WORK TASK = Copy every line from the records below that carries the word "JSON".

PROVIDED RECORDS =
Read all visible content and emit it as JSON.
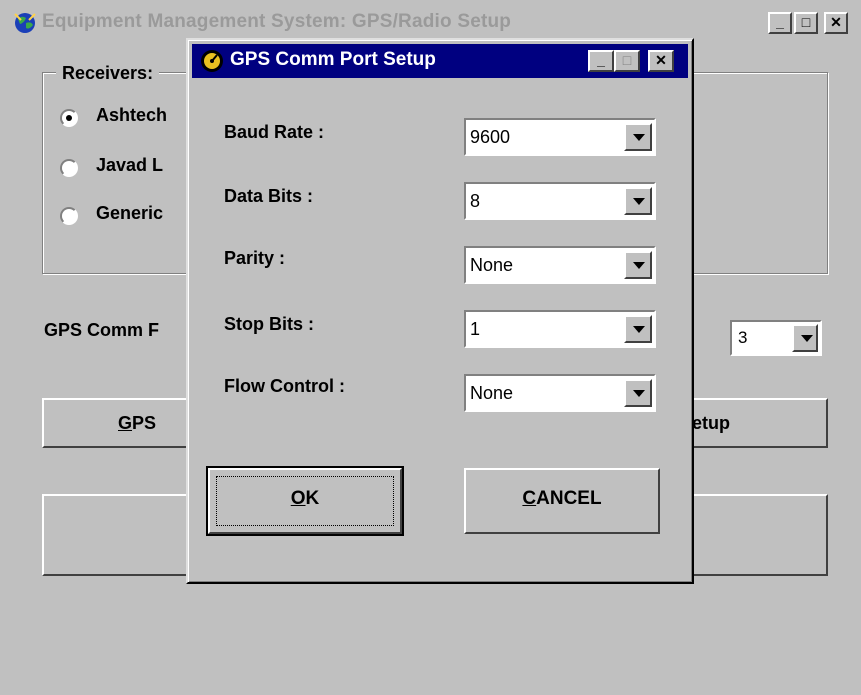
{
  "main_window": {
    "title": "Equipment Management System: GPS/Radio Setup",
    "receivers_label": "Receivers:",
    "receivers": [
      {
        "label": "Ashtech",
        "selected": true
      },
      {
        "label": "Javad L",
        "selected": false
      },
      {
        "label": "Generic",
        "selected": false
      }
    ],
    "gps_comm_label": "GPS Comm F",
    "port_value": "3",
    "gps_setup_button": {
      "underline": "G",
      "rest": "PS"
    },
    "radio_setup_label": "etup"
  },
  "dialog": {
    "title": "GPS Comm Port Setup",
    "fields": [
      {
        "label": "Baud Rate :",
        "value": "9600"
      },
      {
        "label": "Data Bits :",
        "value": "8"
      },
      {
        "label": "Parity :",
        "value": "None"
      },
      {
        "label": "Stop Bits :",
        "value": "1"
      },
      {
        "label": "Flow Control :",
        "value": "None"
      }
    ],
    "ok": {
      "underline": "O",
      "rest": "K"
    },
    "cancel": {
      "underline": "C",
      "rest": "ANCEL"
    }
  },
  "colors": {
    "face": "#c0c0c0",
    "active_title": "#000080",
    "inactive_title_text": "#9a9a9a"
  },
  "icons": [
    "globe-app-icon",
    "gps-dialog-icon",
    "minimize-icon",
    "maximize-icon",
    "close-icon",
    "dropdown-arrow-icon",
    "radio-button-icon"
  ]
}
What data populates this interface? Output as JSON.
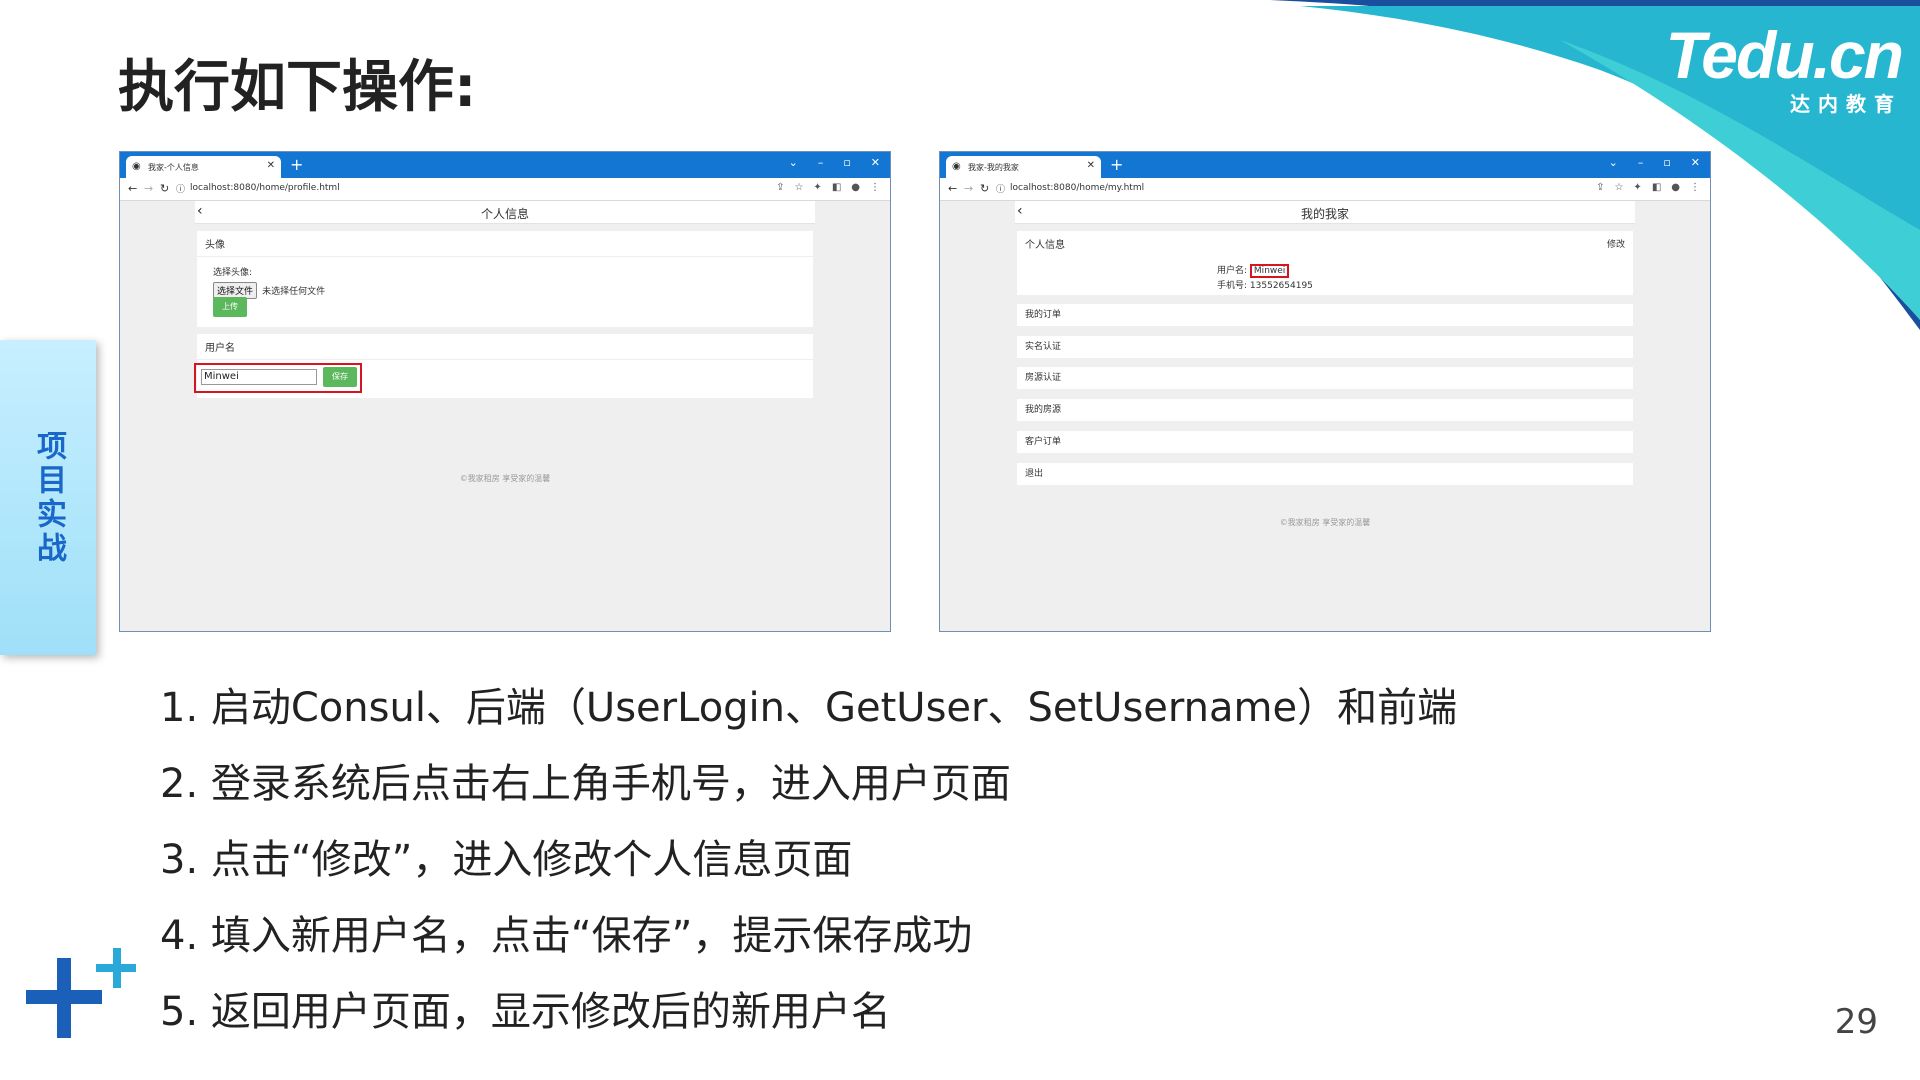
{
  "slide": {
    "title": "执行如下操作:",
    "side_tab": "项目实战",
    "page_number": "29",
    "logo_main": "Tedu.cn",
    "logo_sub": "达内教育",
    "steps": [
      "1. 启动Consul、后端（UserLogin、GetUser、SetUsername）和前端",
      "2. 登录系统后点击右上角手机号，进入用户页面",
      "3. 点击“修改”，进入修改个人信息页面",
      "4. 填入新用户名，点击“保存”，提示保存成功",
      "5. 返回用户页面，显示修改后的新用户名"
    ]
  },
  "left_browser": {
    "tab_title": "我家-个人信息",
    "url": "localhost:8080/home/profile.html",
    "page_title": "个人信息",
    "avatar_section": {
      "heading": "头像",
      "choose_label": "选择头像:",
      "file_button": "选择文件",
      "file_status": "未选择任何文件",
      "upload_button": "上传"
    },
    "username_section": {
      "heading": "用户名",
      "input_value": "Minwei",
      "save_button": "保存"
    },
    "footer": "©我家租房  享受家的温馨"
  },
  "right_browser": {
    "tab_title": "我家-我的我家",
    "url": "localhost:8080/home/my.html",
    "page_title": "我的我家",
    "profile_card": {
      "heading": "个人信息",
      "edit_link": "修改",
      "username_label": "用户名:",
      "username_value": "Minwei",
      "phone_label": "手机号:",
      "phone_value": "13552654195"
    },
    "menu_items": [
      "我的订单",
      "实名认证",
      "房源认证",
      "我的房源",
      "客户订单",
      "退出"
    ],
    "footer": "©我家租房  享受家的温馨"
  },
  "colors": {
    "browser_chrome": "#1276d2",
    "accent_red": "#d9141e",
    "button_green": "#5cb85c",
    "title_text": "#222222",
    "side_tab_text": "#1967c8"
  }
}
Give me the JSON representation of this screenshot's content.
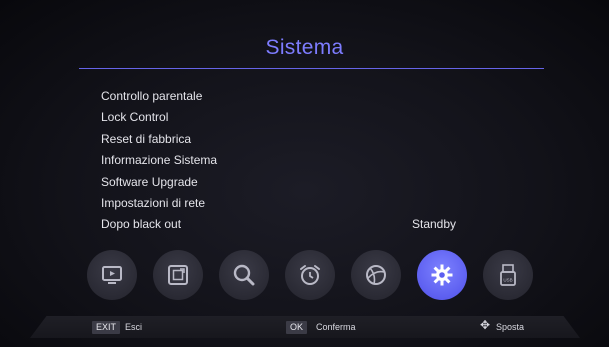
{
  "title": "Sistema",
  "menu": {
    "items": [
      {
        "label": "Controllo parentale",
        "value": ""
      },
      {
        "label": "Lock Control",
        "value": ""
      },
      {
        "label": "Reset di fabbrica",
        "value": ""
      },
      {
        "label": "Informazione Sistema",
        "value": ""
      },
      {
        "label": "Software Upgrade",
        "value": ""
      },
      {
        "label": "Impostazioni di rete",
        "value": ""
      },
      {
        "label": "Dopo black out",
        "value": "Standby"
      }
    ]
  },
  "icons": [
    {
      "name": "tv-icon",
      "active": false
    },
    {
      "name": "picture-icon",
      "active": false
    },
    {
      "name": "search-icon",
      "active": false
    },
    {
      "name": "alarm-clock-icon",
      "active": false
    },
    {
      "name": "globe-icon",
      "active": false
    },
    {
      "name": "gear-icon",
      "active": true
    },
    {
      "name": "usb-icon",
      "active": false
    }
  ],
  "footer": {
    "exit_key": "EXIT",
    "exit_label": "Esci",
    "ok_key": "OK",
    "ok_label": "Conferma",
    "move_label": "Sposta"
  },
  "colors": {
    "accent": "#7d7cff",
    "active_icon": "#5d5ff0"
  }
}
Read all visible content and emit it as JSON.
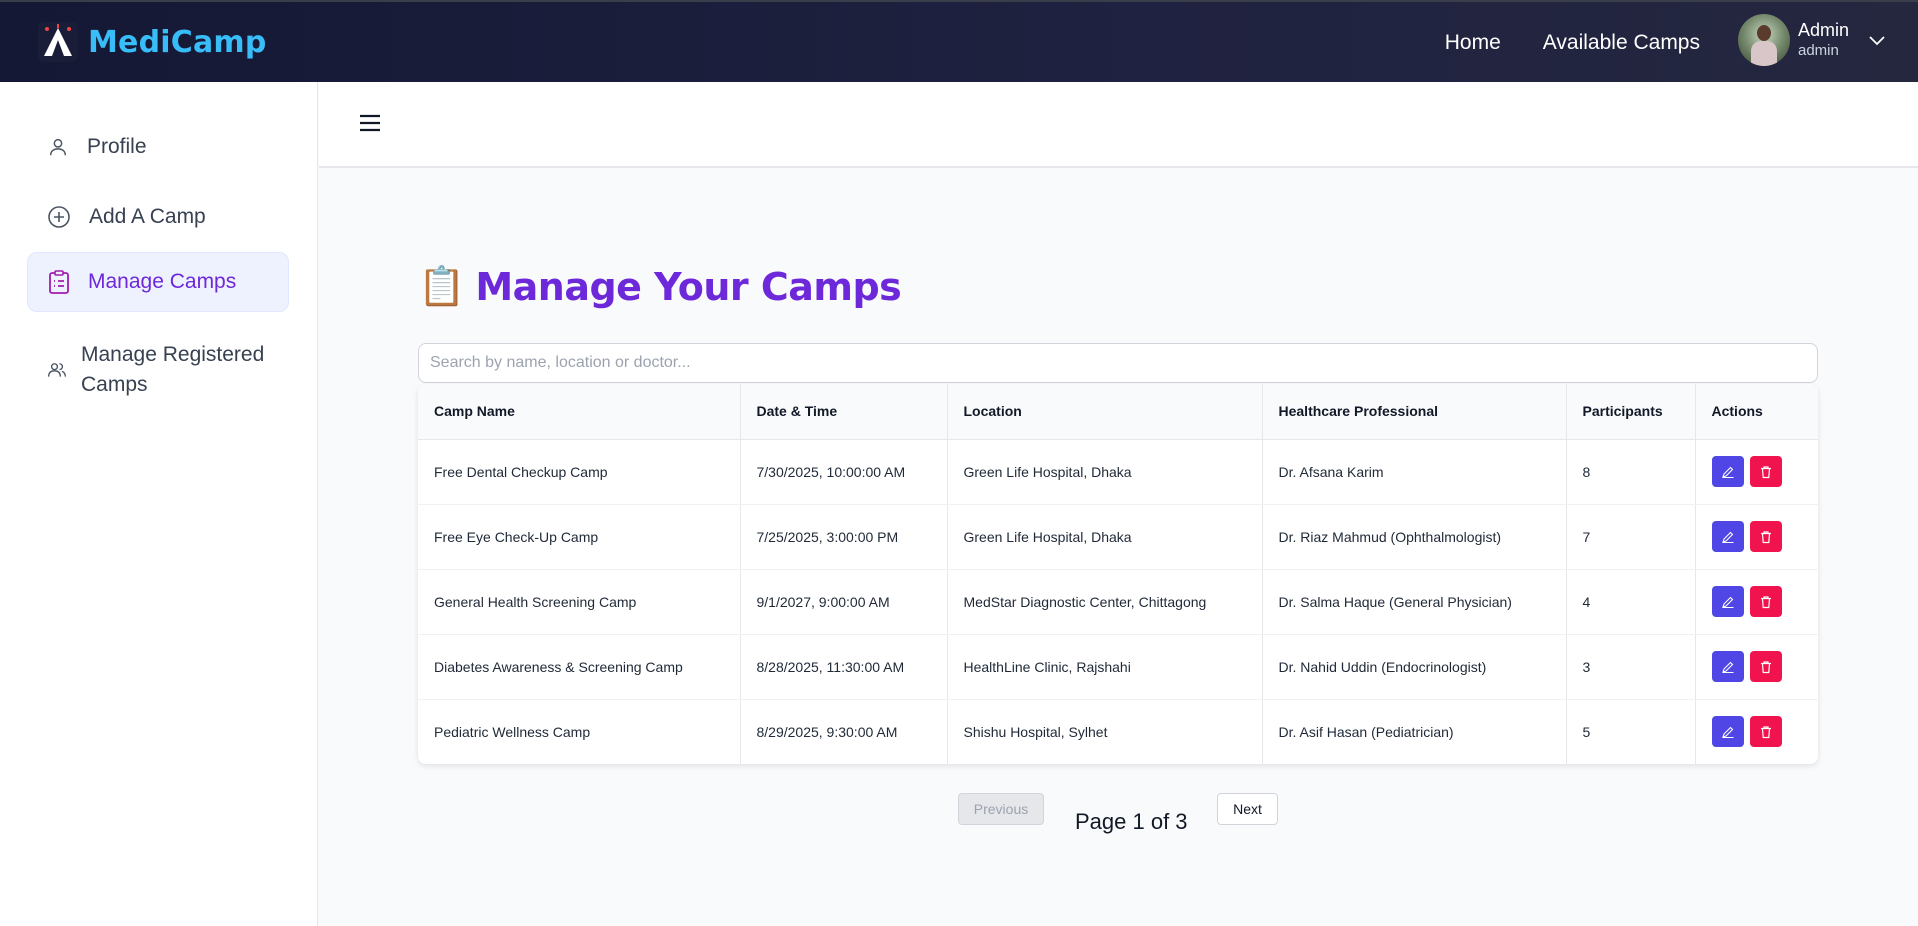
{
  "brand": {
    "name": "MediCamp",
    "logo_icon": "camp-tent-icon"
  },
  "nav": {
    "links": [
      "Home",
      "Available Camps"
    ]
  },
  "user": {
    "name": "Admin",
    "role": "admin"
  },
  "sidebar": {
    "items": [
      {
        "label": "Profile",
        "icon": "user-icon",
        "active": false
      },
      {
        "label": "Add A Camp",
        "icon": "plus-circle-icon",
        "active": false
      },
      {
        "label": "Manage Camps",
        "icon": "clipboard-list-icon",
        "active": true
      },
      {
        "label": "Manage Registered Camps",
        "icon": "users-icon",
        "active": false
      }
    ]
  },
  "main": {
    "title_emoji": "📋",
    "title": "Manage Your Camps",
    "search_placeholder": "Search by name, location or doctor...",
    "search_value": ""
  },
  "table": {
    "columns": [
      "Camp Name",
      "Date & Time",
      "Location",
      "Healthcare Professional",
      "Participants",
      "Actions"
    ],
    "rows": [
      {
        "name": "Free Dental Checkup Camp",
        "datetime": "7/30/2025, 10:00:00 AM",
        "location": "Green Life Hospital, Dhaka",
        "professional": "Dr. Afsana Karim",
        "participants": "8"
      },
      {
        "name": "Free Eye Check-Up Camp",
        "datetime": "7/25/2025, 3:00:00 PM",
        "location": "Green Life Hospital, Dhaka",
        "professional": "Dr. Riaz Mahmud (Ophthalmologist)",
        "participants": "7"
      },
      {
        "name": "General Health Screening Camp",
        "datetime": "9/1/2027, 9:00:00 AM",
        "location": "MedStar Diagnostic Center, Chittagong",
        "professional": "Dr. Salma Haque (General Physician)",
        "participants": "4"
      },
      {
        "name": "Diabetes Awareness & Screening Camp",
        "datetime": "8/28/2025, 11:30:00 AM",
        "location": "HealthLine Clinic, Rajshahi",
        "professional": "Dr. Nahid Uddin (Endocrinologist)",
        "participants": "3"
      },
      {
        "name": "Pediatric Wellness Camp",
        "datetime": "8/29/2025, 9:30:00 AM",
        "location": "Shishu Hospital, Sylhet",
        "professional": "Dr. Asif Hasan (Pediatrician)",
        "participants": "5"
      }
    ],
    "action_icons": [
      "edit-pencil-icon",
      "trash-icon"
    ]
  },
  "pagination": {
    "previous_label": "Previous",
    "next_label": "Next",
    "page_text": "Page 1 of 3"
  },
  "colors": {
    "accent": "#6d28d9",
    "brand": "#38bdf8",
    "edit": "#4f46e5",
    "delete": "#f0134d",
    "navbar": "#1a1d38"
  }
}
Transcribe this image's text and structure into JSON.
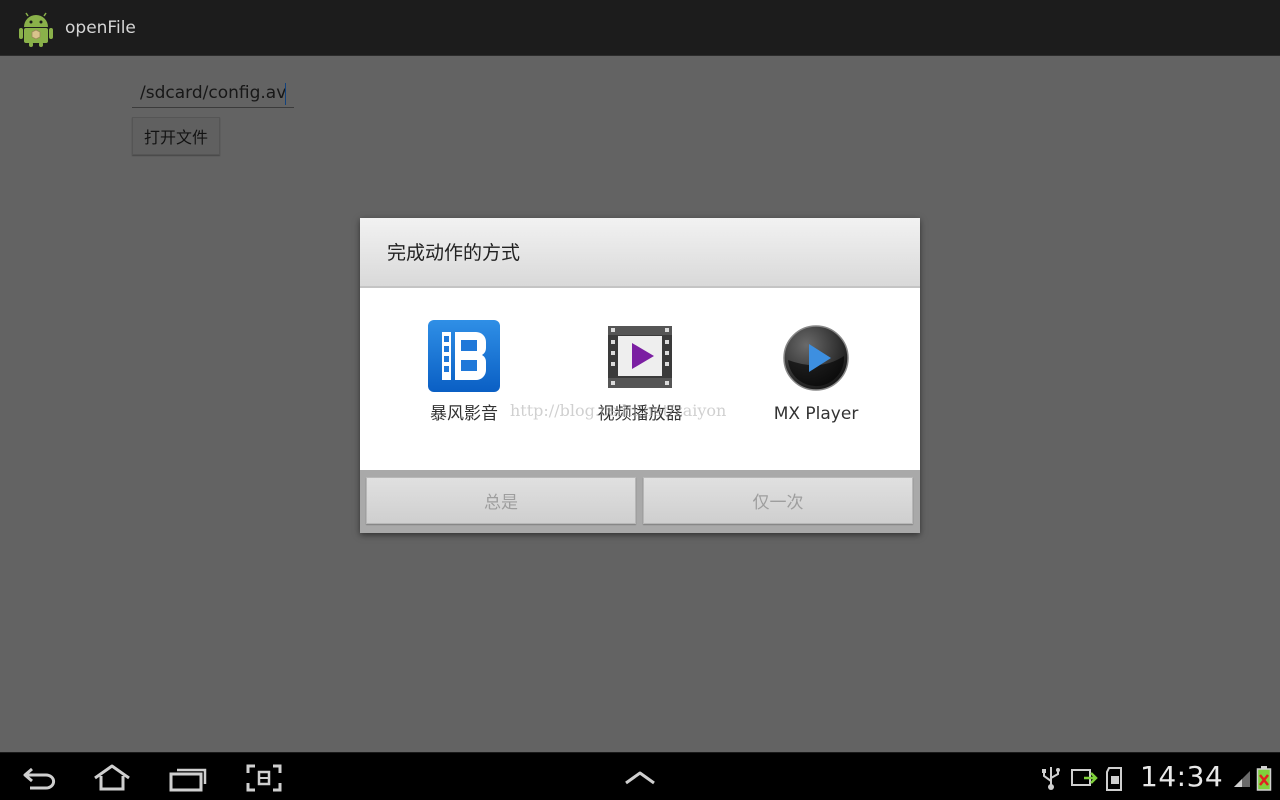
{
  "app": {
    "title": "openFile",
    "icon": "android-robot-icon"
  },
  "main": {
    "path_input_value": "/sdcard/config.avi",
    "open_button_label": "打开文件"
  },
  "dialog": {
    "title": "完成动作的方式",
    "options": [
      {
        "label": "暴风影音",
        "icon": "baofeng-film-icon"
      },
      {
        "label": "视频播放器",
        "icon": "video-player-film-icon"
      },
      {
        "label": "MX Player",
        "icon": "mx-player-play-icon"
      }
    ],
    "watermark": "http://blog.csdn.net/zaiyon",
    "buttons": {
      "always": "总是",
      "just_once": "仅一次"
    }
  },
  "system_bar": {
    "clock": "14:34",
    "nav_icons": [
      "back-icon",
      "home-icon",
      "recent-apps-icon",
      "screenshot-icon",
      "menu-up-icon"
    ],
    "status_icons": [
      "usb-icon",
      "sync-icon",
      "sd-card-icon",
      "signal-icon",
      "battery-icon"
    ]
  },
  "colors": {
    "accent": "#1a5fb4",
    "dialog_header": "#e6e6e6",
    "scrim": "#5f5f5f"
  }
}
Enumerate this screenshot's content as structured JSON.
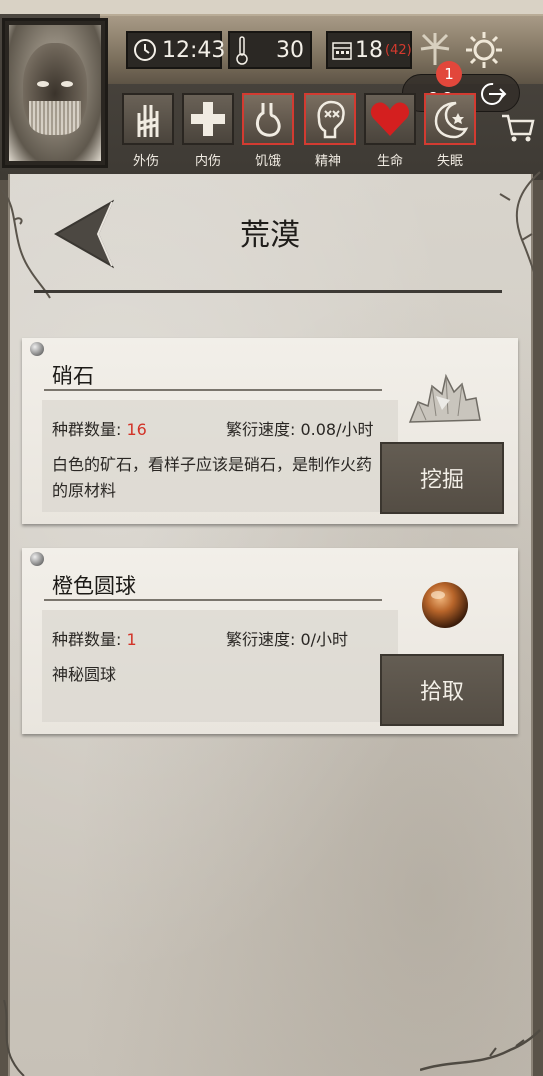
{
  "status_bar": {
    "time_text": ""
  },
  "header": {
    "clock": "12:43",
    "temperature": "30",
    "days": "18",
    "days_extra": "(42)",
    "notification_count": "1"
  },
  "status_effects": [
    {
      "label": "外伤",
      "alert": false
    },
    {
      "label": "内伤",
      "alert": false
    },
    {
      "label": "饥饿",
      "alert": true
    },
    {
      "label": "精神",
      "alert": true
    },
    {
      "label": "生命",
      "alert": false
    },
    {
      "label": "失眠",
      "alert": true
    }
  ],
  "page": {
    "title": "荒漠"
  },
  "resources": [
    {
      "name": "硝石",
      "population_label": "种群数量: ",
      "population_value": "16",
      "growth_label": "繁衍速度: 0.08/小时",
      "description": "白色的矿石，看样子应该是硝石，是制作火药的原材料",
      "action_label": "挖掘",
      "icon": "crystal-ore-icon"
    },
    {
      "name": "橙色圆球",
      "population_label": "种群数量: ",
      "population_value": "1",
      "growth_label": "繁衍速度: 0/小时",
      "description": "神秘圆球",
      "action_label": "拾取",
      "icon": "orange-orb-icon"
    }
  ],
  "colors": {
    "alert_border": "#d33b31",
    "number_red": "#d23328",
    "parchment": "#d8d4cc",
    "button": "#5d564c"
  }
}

OUTPUT BELOW =
Read all visible content and emit it as JSON.
What data populates this interface? Output as JSON.
Give me the JSON representation of this screenshot's content.
Read all visible content and emit it as JSON.
Transcribe this image's text and structure into JSON.
Enumerate this screenshot's content as structured JSON.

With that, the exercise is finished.